Stephanie E. August, Ph.D.

Associate Professor
Frank R. Seaver College of Science and Engineering
Loyola Marymount University

Professor August

Department of Electrical Engineering and Computer Science
Loyola Marymount University
1 LMU Drive MS-8145
Los Angeles, CA 90045-2659

Office: Doolan 201b
Office Phone: (310) 338-5973
Office Fax: (310) 338-2782


Dr. August teaches courses in artificial intelligence, database management systems, software engineering and introductory programming with Python and Snap! Her research interests include broadening participation in STEM education using case studies, virtual worlds, and techniques borrowed from the lab sciences. She also explores applications of artificial intelligence including interdisciplinary new media applications, natural language understanding, and human-agent-robot teamwork. Dr. August is actively involved in the Scholarship of Teaching and Learning community and one of the founding members of CREATE-STEM, an interdisciplinary group of LMU faculty aimed at advancing and promoting STEM education activities. She is a 2006 CASTL Institute Scholar (Carnegie Academy for the Scholarship of Teaching and Learning). Dr. August has received NSF DUE IEECI and CCLI grants, and co-led an NSF PI Forum on Virtual Environments and Game-based Learning in the Classroom. Before coming to LMU she was a lecturer at LMU, UCLA, and UCI, and a software engineer with the Hughes Aircraft Company (now Raytheon). Her industry experience includes software and system engineering for several defense C3I programs and applied artificial intelligence research for military and medical applications.

Dr. August has served as the Director of Graduate Studies for the Department of Electrical Engineering and Computer Science at LMU and as the Special Assistant to the Chief Academic Officer for Graduate Education at LMU. Dr. August is an active member of AAAI, ASEE, ACM, CCSC, and the IEEE Computer Society.. 

Curriculum Vitae

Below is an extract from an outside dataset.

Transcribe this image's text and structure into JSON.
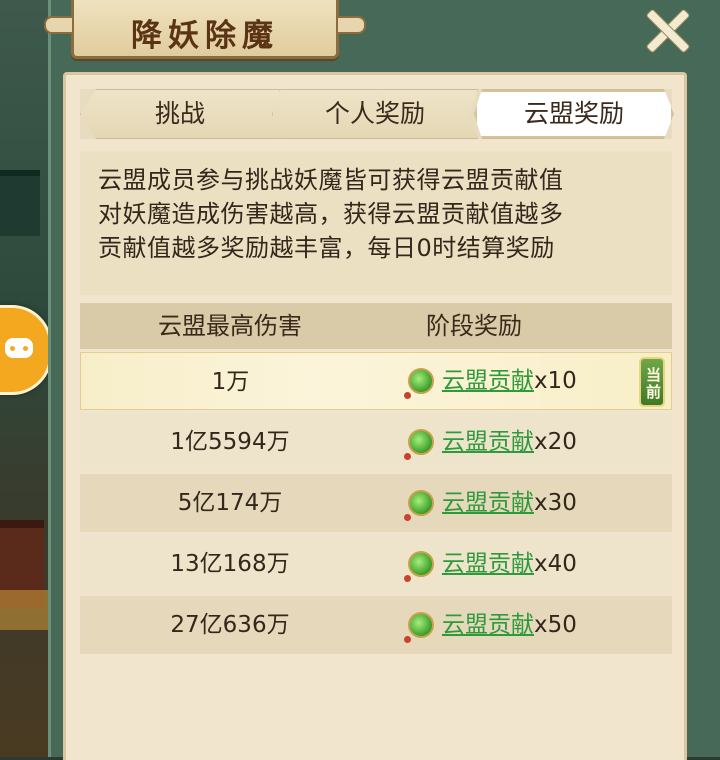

Rather than waiting for students to pursue STEM education, virtual worlds and games can be used to bring science, technology, engineering, and mathematics to the students through engaging and socially oriented activities. One approach to this is to develop a virtual science museum and education center that provides virtual practice with basic engineering concepts and transforms an entertainment-based platform into a delivery vehicle for electrical engineering and computer science content. A second approach is to introduce AI algorithms with scaffolding in the form of a set of structured and graduated laboratory experiments as students play and develop a computer game or explore the creation of automated docents in virtual learning laboratory. Both approaches offer students autonomy and immediate feedback, and are designed to attract women and other diverse audiences to engineering and computer science. The Virtual Engineering Sciences Learning Lab (VESLL) and Teaching AI as a Laboratory Science (TAILS) projects implement these two approaches approaches.